> _MATERIAL FOR THE TASK_
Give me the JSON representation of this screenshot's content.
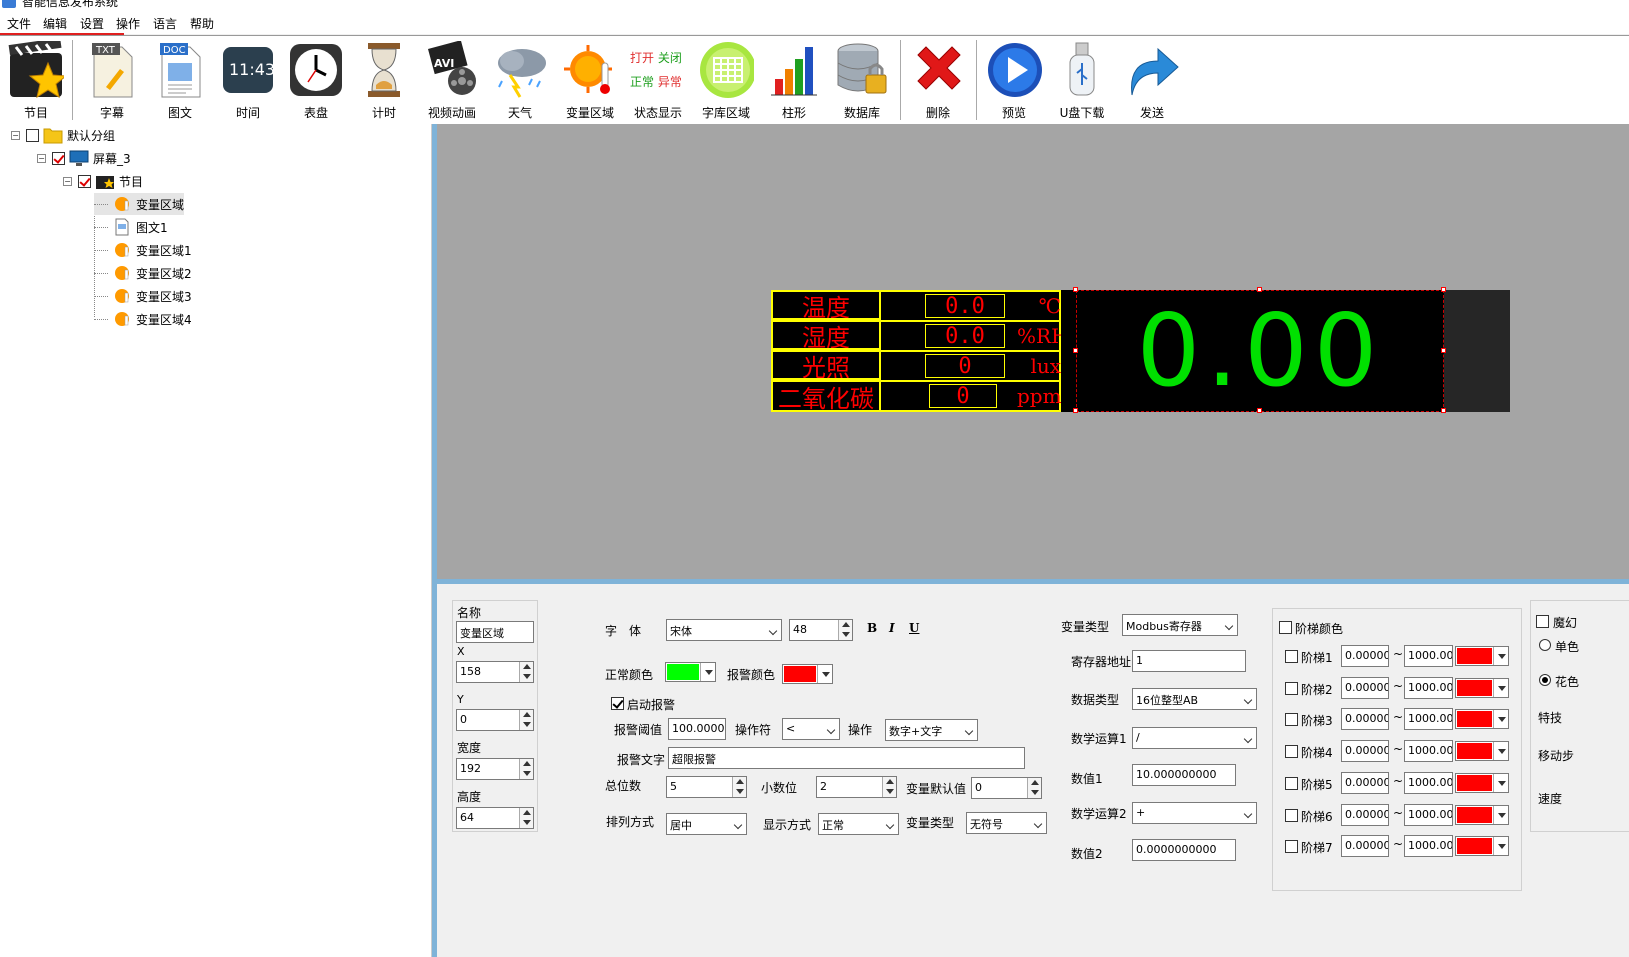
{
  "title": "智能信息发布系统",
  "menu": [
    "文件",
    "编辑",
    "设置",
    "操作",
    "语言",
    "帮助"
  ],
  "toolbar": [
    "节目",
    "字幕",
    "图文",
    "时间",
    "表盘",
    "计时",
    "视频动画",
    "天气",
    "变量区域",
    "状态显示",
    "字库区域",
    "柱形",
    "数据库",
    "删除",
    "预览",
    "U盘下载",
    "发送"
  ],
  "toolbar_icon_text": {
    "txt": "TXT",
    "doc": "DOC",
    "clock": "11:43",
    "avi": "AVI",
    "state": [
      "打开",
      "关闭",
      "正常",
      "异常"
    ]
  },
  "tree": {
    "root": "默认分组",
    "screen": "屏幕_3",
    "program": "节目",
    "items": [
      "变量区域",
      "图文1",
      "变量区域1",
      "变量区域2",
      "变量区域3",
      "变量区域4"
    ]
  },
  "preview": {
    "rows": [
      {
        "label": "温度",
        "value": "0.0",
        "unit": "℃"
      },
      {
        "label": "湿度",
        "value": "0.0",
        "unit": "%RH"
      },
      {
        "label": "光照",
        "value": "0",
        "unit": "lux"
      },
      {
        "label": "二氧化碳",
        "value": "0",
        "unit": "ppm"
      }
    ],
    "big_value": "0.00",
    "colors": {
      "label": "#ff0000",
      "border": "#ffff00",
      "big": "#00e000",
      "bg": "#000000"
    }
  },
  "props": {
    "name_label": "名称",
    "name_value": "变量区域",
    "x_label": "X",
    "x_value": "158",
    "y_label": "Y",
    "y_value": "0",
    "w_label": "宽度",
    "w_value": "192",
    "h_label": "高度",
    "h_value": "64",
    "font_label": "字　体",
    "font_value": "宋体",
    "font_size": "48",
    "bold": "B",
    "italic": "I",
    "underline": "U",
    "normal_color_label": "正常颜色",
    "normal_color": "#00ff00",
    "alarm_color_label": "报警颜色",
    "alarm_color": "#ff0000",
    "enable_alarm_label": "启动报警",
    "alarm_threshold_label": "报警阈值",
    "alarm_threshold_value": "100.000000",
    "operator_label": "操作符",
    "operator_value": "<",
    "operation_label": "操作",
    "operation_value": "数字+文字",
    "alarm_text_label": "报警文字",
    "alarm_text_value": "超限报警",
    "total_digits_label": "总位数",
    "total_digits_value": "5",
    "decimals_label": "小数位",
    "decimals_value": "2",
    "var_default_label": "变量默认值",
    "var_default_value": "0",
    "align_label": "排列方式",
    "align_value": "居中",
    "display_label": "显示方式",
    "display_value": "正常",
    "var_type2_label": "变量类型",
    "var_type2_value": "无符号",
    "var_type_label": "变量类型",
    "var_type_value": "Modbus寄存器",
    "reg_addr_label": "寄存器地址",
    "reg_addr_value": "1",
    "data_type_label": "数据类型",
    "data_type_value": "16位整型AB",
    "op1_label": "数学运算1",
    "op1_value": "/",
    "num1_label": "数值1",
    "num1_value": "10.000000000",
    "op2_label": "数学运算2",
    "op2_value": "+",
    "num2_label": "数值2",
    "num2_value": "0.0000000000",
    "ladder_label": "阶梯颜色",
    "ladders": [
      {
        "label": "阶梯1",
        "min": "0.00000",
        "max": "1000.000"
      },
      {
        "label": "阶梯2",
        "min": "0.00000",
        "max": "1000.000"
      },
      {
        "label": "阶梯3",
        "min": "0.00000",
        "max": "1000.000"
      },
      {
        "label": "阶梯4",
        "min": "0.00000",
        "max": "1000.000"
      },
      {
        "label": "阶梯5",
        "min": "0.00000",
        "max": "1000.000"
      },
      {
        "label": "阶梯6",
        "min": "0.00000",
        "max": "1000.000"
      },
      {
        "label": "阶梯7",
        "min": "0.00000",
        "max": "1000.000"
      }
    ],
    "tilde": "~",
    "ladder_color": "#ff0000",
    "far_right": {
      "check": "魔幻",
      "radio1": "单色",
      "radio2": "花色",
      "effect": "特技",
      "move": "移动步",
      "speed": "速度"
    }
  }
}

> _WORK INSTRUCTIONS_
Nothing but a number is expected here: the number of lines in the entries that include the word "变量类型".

> _SOLUTION BELOW_
2